WHAT IS BEING ASKED -
Copy every line of the records that includes the word "Total".
======== PROVIDED MATERIAL
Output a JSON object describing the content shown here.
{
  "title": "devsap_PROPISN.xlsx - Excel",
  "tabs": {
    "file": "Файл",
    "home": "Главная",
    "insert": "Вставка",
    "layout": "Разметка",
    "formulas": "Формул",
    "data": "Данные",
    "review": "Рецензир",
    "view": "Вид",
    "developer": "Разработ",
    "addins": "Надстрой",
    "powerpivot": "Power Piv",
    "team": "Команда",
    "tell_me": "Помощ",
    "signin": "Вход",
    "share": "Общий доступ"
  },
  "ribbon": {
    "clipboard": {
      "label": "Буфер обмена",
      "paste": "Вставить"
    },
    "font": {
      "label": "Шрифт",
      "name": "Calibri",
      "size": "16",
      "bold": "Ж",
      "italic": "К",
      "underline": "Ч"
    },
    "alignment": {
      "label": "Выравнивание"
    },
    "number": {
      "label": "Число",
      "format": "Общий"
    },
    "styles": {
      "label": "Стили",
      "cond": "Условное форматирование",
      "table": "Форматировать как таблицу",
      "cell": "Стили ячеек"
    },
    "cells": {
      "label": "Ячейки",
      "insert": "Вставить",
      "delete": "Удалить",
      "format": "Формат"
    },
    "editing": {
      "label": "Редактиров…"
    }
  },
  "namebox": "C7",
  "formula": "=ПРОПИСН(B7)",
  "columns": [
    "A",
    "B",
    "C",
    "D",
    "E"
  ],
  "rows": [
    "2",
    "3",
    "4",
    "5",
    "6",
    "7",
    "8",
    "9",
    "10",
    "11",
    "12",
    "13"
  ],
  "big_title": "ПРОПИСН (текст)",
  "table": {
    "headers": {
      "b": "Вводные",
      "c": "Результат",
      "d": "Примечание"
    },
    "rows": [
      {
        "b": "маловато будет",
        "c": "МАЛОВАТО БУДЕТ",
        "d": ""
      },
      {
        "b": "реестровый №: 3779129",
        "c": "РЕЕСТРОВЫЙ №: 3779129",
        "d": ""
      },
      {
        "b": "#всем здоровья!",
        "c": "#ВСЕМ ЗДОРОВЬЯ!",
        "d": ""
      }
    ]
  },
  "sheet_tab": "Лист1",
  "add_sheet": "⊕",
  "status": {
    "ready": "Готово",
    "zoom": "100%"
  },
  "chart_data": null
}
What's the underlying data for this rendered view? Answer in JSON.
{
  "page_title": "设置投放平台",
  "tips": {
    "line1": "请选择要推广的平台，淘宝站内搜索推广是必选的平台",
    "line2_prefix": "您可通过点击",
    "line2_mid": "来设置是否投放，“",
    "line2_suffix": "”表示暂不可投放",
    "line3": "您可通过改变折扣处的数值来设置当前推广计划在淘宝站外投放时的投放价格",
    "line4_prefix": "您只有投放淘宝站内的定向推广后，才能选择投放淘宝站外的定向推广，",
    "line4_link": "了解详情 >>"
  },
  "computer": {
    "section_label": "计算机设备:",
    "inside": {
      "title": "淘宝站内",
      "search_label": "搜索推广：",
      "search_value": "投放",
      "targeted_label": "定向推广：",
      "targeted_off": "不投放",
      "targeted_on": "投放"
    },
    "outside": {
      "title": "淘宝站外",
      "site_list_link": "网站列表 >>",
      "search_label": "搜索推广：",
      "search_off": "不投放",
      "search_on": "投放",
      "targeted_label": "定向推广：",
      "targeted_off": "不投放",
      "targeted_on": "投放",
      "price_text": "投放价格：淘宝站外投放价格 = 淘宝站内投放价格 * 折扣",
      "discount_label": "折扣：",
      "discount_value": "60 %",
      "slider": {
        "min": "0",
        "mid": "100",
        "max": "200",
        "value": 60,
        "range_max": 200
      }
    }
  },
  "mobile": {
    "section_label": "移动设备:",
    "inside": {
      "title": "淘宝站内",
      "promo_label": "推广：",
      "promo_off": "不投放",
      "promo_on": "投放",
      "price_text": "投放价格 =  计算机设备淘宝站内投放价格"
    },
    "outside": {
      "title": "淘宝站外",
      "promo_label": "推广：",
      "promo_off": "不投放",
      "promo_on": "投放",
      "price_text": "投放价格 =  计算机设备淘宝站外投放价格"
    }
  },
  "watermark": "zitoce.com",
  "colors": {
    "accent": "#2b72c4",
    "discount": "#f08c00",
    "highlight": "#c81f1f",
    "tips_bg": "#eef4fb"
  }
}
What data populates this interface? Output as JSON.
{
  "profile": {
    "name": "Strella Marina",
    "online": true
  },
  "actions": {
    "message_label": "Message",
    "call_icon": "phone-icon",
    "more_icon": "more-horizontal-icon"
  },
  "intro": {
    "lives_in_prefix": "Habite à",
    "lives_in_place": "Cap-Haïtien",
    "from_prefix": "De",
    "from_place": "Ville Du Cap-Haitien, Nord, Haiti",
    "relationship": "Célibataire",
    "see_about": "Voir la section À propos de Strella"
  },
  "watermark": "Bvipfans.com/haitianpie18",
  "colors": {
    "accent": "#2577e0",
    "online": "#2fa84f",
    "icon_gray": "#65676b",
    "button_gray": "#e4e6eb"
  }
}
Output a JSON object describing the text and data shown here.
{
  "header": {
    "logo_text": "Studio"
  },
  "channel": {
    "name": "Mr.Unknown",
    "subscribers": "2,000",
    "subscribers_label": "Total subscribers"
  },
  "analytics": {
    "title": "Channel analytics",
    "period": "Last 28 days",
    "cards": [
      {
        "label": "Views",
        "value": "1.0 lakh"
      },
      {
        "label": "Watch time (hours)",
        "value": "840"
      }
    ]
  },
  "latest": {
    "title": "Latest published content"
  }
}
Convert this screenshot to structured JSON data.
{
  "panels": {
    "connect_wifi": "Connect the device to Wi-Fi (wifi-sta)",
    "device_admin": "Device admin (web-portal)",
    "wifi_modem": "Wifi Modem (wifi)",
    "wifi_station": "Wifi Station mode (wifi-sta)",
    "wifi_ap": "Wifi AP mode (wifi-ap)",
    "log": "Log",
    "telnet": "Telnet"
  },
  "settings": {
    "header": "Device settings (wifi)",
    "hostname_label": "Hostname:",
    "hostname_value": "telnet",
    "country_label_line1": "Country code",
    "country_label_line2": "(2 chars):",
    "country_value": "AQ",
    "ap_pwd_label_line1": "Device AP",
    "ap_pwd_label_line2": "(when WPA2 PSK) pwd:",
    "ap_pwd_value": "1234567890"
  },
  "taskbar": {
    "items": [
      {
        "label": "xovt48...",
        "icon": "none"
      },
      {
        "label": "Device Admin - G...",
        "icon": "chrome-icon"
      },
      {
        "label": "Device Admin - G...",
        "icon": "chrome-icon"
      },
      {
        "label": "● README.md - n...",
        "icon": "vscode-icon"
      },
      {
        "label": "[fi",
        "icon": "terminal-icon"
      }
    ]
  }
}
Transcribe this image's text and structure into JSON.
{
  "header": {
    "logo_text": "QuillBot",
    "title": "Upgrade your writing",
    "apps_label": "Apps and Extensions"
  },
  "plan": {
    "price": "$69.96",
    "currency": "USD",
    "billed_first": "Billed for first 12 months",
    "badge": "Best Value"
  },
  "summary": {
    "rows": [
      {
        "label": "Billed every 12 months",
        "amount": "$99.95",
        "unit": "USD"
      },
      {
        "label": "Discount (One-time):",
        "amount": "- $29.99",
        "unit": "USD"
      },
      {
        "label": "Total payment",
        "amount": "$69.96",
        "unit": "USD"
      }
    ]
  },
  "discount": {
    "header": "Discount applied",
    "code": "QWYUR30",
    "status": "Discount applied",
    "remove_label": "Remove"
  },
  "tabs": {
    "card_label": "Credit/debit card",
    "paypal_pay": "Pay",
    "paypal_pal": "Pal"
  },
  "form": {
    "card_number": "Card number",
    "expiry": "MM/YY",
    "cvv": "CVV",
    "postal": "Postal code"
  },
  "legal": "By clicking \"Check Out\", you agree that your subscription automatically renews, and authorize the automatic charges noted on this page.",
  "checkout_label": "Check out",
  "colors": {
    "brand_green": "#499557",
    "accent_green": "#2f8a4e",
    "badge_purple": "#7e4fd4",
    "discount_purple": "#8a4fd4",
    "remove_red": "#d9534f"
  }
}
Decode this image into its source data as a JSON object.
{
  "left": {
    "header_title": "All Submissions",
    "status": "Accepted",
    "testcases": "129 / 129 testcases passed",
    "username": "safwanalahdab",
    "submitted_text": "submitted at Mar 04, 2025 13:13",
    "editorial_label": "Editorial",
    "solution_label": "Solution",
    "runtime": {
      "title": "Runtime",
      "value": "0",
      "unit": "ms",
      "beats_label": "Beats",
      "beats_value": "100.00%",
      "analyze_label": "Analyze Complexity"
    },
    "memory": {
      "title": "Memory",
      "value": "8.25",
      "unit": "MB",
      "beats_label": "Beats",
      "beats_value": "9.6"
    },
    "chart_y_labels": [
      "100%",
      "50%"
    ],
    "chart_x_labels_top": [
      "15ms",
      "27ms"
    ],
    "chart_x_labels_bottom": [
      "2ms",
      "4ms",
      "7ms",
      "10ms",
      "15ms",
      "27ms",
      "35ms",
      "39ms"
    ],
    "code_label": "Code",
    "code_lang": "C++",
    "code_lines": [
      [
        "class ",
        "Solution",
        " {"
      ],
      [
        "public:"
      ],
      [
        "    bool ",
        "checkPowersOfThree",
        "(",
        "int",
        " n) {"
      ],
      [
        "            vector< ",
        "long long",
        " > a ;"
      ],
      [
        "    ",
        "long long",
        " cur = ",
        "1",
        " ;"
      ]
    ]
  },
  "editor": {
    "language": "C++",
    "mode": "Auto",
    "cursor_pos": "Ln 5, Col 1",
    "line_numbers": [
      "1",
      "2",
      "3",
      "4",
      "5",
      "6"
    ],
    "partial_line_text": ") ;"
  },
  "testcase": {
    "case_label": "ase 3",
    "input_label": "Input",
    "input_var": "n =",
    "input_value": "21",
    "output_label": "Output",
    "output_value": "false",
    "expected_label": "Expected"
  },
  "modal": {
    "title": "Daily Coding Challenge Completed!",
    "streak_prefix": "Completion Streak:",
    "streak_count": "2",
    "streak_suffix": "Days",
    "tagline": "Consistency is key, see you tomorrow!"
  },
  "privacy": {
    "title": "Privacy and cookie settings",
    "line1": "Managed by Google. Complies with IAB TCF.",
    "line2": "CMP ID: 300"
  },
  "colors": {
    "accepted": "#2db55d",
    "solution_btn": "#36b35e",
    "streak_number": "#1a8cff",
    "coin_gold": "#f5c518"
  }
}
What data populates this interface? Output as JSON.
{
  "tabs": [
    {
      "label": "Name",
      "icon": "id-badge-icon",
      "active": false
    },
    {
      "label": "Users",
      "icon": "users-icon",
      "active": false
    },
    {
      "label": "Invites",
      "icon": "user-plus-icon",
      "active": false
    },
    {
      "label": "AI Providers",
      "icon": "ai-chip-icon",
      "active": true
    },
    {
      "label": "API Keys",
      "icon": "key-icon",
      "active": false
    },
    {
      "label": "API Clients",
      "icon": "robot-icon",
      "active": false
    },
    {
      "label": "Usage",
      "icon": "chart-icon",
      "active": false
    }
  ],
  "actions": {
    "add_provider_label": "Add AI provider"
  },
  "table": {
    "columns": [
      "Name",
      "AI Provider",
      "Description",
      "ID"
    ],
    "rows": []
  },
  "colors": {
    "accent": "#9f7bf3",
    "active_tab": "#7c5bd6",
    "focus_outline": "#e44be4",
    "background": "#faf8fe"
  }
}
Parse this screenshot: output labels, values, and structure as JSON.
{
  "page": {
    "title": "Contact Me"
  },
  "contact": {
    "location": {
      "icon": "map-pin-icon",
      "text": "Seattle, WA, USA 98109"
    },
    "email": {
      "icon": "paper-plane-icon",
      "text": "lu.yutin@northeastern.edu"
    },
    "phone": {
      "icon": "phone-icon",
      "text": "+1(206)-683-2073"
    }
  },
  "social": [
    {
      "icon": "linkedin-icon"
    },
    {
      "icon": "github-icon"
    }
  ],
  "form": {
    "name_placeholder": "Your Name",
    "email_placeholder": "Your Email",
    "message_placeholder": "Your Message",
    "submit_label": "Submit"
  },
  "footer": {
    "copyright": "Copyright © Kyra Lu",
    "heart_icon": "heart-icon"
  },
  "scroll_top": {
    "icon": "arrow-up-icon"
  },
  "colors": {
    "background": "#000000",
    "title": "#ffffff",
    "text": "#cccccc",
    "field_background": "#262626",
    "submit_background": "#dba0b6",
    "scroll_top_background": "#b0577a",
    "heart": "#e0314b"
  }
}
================
WORKED SOLUTION -
    "subscribers_label": "Total subscribers"
        "label": "Total payment",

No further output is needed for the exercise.